Enjoy the read by Allison Heaps - Corporate Wellness Advocate.

It's 5 p.m. and the onslaught continues. I'll go right after this last email. I've got to get this out. Perfect. I'm done. I can finish the rest on the train and when I get home. Did you say something? I'm just so busy, sorry. Sound familiar?

In Thrive, Ariana Huffington discusses our present need for digital detox from techno-stress in the first pillar of well-being, which encourages daily mindfulness. How many of you feel absolutely drained after an intense session of "doing work" aka drafting and answering emails? You may be suffering from the effects of "email apnea" discovered by Linda Stone. After noticing a disruption of her own breathing pattern when answering emails, Stone compiled research to support her hypothesis regarding the"email apnea" phenomenon. Email apnea occurs when there is "a temporary absence or suspension of breathing, or shallow breathing, while doing email."
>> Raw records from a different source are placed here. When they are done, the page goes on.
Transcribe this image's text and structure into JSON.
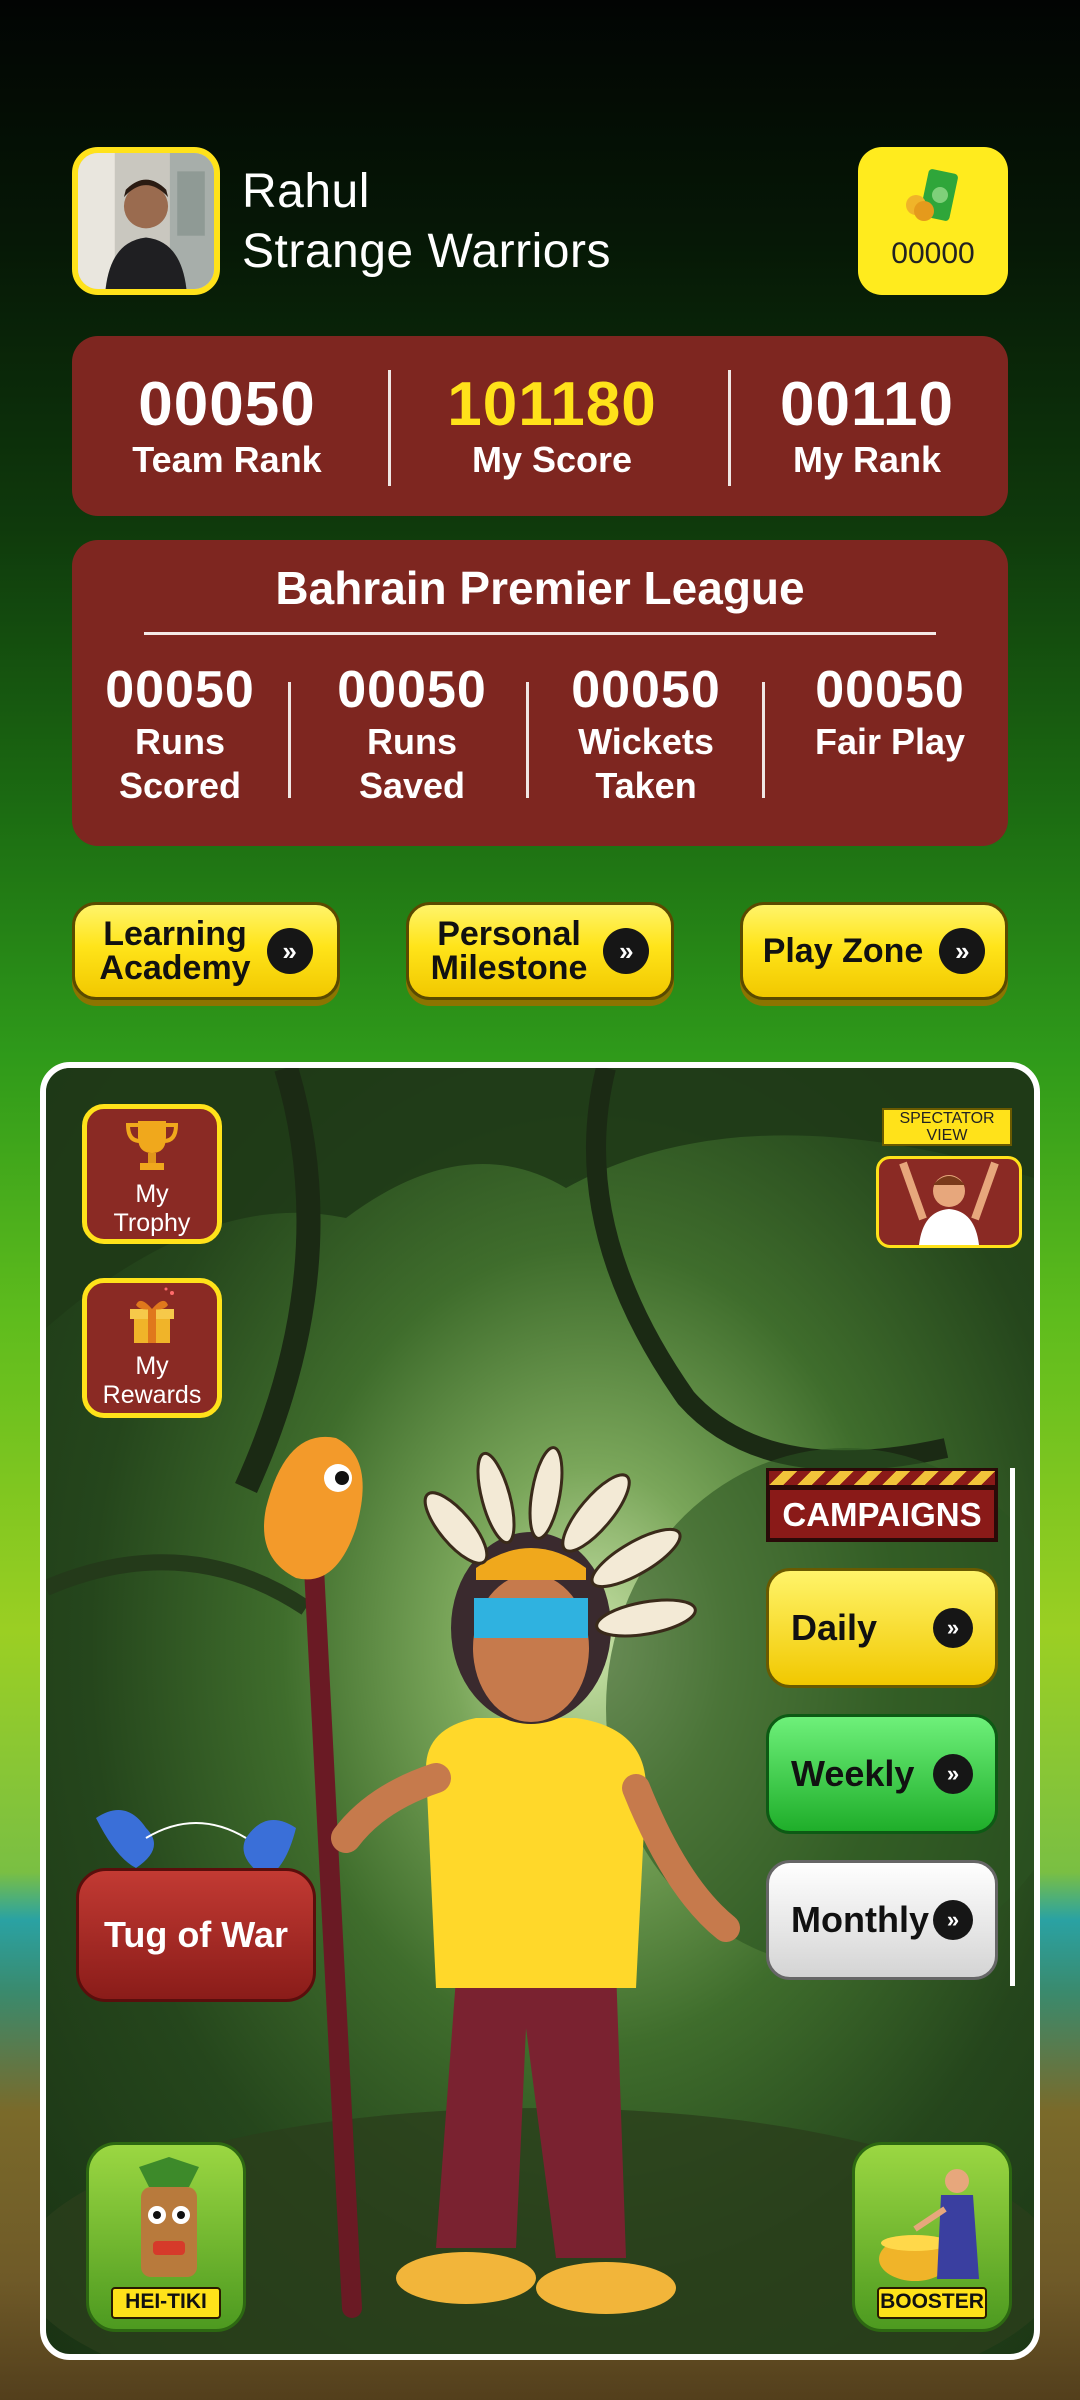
{
  "profile": {
    "name": "Rahul",
    "team": "Strange Warriors",
    "wallet_amount": "00000"
  },
  "scores": [
    {
      "value": "00050",
      "label": "Team Rank",
      "color": "#ffffff"
    },
    {
      "value": "101180",
      "label": "My Score",
      "color": "#ffe21a"
    },
    {
      "value": "00110",
      "label": "My Rank",
      "color": "#ffffff"
    }
  ],
  "league": {
    "title": "Bahrain Premier League",
    "stats": [
      {
        "value": "00050",
        "label1": "Runs",
        "label2": "Scored"
      },
      {
        "value": "00050",
        "label1": "Runs",
        "label2": "Saved"
      },
      {
        "value": "00050",
        "label1": "Wickets",
        "label2": "Taken"
      },
      {
        "value": "00050",
        "label1": "Fair Play",
        "label2": ""
      }
    ]
  },
  "nav": {
    "learning_line1": "Learning",
    "learning_line2": "Academy",
    "milestone_line1": "Personal",
    "milestone_line2": "Milestone",
    "play_zone": "Play Zone"
  },
  "game": {
    "trophy_line1": "My",
    "trophy_line2": "Trophy",
    "rewards_line1": "My",
    "rewards_line2": "Rewards",
    "spectator_line1": "SPECTATOR",
    "spectator_line2": "VIEW",
    "campaigns_label": "CAMPAIGNS",
    "daily": "Daily",
    "weekly": "Weekly",
    "monthly": "Monthly",
    "tug_of_war": "Tug of War",
    "hei_tiki": "HEI-TIKI",
    "booster": "BOOSTER"
  },
  "colors": {
    "card": "#7e2620",
    "accent_yellow": "#ffe21a",
    "weekly_green": "#2ec23a",
    "monthly_white": "#f2f2f2"
  },
  "icons": [
    "money-icon",
    "trophy-icon",
    "gift-icon",
    "double-chevron-right-icon",
    "spectator-icon",
    "bird-icon",
    "tiki-mask-icon",
    "cauldron-icon"
  ]
}
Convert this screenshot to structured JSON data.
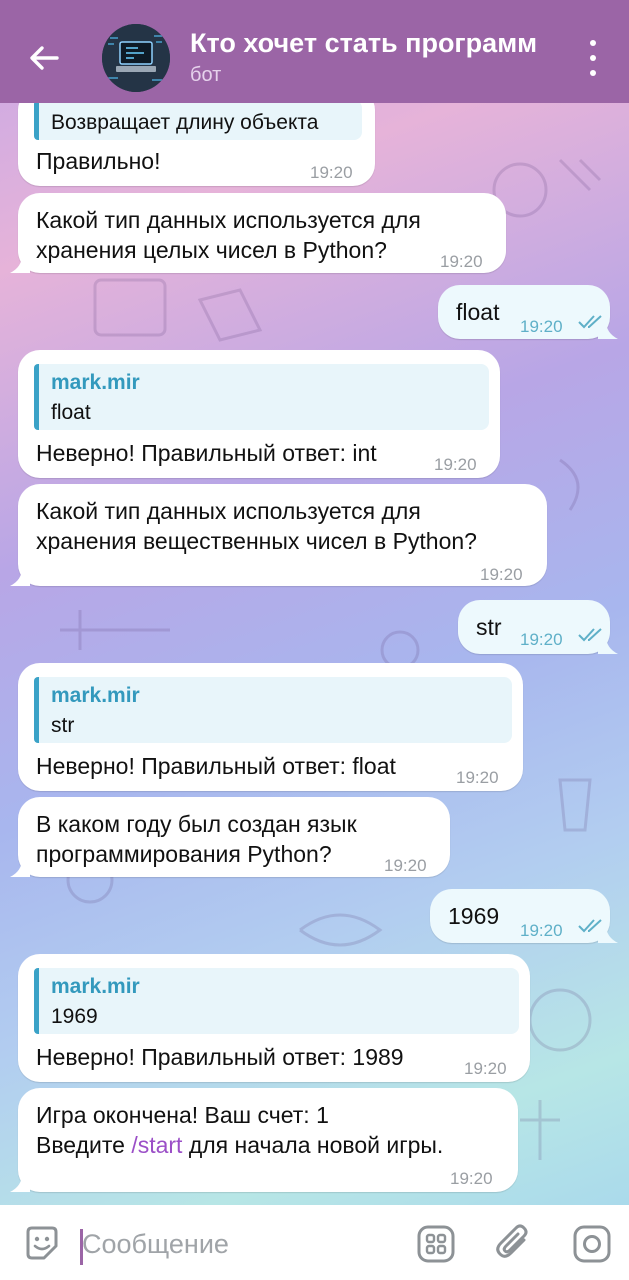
{
  "header": {
    "title": "Кто хочет стать программ",
    "subtitle": "бот"
  },
  "messages": {
    "m0": {
      "quote_text": "Возвращает длину объекта",
      "text": "Правильно!",
      "time": "19:20"
    },
    "m1": {
      "line1": "Какой тип данных используется для",
      "line2": "хранения целых чисел в Python?",
      "time": "19:20"
    },
    "m2": {
      "text": "float",
      "time": "19:20"
    },
    "m3": {
      "quote_name": "mark.mir",
      "quote_text": "float",
      "text": "Неверно! Правильный ответ: int",
      "time": "19:20"
    },
    "m4": {
      "line1": "Какой тип данных используется для",
      "line2": "хранения вещественных чисел в Python?",
      "time": "19:20"
    },
    "m5": {
      "text": "str",
      "time": "19:20"
    },
    "m6": {
      "quote_name": "mark.mir",
      "quote_text": "str",
      "text": "Неверно! Правильный ответ: float",
      "time": "19:20"
    },
    "m7": {
      "line1": "В каком году был создан язык",
      "line2": "программирования Python?",
      "time": "19:20"
    },
    "m8": {
      "text": "1969",
      "time": "19:20"
    },
    "m9": {
      "quote_name": "mark.mir",
      "quote_text": "1969",
      "text": "Неверно! Правильный ответ: 1989",
      "time": "19:20"
    },
    "m10": {
      "line1": "Игра окончена! Ваш счет: 1",
      "line2_pre": "Введите ",
      "line2_cmd": "/start",
      "line2_post": " для начала новой игры.",
      "time": "19:20"
    }
  },
  "input": {
    "placeholder": "Сообщение"
  },
  "icons": {
    "back": "arrow-left-icon",
    "menu": "more-vertical-icon",
    "emoji": "emoji-icon",
    "bot_commands": "bot-commands-icon",
    "attach": "paperclip-icon",
    "camera": "camera-icon"
  },
  "colors": {
    "header": "#9b65a6",
    "outgoing_bubble": "#edf9fd",
    "quote_accent": "#3aa2c7",
    "command_link": "#9b4fc7"
  }
}
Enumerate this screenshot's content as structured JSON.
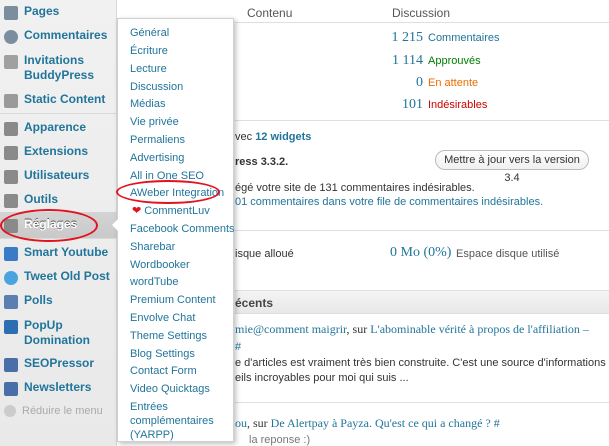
{
  "sidebar": {
    "items": [
      {
        "label": "Pages",
        "icon": "pages-icon",
        "color": "#7a8ea0"
      },
      {
        "label": "Commentaires",
        "icon": "comments-icon",
        "color": "#7a8ea0"
      },
      {
        "label": "Invitations BuddyPress",
        "icon": "invitations-icon",
        "color": "#a0a0a0"
      },
      {
        "label": "Static Content",
        "icon": "static-content-icon",
        "color": "#9a9a9a"
      },
      {
        "label": "Apparence",
        "icon": "appearance-icon",
        "color": "#8a8a8a"
      },
      {
        "label": "Extensions",
        "icon": "plugins-icon",
        "color": "#8a8a8a"
      },
      {
        "label": "Utilisateurs",
        "icon": "users-icon",
        "color": "#8a8a8a"
      },
      {
        "label": "Outils",
        "icon": "tools-icon",
        "color": "#8a8a8a"
      },
      {
        "label": "Réglages",
        "icon": "settings-icon",
        "color": "#8a8a8a"
      },
      {
        "label": "Smart Youtube",
        "icon": "youtube-icon",
        "color": "#3a7bc8"
      },
      {
        "label": "Tweet Old Post",
        "icon": "twitter-icon",
        "color": "#4aa3df"
      },
      {
        "label": "Polls",
        "icon": "polls-icon",
        "color": "#5a7fb0"
      },
      {
        "label": "PopUp Domination",
        "icon": "popup-icon",
        "color": "#2f6db3"
      },
      {
        "label": "SEOPressor",
        "icon": "seopressor-icon",
        "color": "#4a6fa8"
      },
      {
        "label": "Newsletters",
        "icon": "newsletters-icon",
        "color": "#4a6fa8"
      }
    ],
    "collapse_label": "Réduire le menu"
  },
  "submenu": {
    "items": [
      "Général",
      "Écriture",
      "Lecture",
      "Discussion",
      "Médias",
      "Vie privée",
      "Permaliens",
      "Advertising",
      "All in One SEO",
      "AWeber Integration",
      "CommentLuv",
      "Facebook Comments",
      "Sharebar",
      "Wordbooker",
      "wordTube",
      "Premium Content",
      "Envolve Chat",
      "Theme Settings",
      "Blog Settings",
      "Contact Form",
      "Video Quicktags",
      "Entrées complémentaires (YARPP)"
    ]
  },
  "main": {
    "contenu_header": "Contenu",
    "discussion_header": "Discussion",
    "stats": [
      {
        "num": "1 215",
        "label": "Commentaires",
        "color": "#21759b"
      },
      {
        "num": "1 114",
        "label": "Approuvés",
        "color": "#008000"
      },
      {
        "num": "0",
        "label": "En attente",
        "color": "#e66f00"
      },
      {
        "num": "101",
        "label": "Indésirables",
        "color": "#cc0000"
      }
    ],
    "theme_prefix": "vec",
    "theme_widgets": "12 widgets",
    "wp_version": "ress 3.3.2.",
    "update_button": "Mettre à jour vers la version 3.4",
    "akismet_line1": "égé votre site de 131 commentaires indésirables.",
    "akismet_line2": "01 commentaires dans votre file de commentaires indésirables.",
    "disk_allowed": "isque alloué",
    "disk_used_num": "0 Mo (0%)",
    "disk_used_label": "Espace disque utilisé",
    "recent_title": "écents",
    "comment1_author": "mie@comment maigrir",
    "comment1_sur": ", sur ",
    "comment1_post": "L'abominable vérité à propos de l'affiliation –",
    "comment1_hash": "#",
    "comment1_text1": "e d'articles est vraiment très bien construite. C'est une source d'informations et",
    "comment1_text2": "eils incroyables pour moi qui suis ...",
    "comment2_author": "ou",
    "comment2_sur": ", sur ",
    "comment2_post": "De Alertpay à Payza. Qu'est ce qui a changé ?",
    "comment2_hash": "#",
    "comment2_text": "la reponse :)"
  }
}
Try to observe your own breathing the next time you engaging in an intense email session, you may be inclined to practice what Stone has also deemed "conscious computing." Once this awareness is awakened within you, the path to managing techno stress can begin.

Most recently, the New York Times Sunday Edition article,"Why You Hate Work" displayed the White Collar Salt Mine survey conducted by The Energy Project in conjunction with the Harvard Business Review. The results, derived from over 12,000 employees working in various industries, revealed that 66 percent of those surveyed do not have the ability to focus on one thing at work. Ms. Stone also coined the term "continuous partial attention" defined as "the state of always being partly tuned into everything while never being completely tuned into anything." Work zombies are among us.

The late Maya Angelou offered such a remedy:

If we step away for a time, we are not, as many may think and some will accuse, being irresponsible, but rather we are preparing ourselves to more ably perform our duties and discharge our obligations.

The question remains, does your CEO or middle management support this type of behavior? Building a gym and yoga studio, a common guise for companies claiming they support wellness programs is not enough. Employee assistance websites and discounted gym memberships look great in a handbook. As most cynics argue, it would be nice to "step away" in theory, but will you have a job when you return?

What cannot be emphasized enough is that there must be top-down buy-in from management. As The Energy Project, and The Society of Human Resource Management continue to aggregate results concerning employee engagement and increased retention, there is hope. The Energy Project, has an impressive roster of clients, including Google and Apple that have achieved measurable results.

The good news is that The Third Metric is starting to resonate in organizations; Google has appointed Chade-Meng Tan as head of mindfulness training. Google, once again, on the path to redefining the way we live, encourages mindfulness and compassion among employees, how about your organization?

by Allison Heaps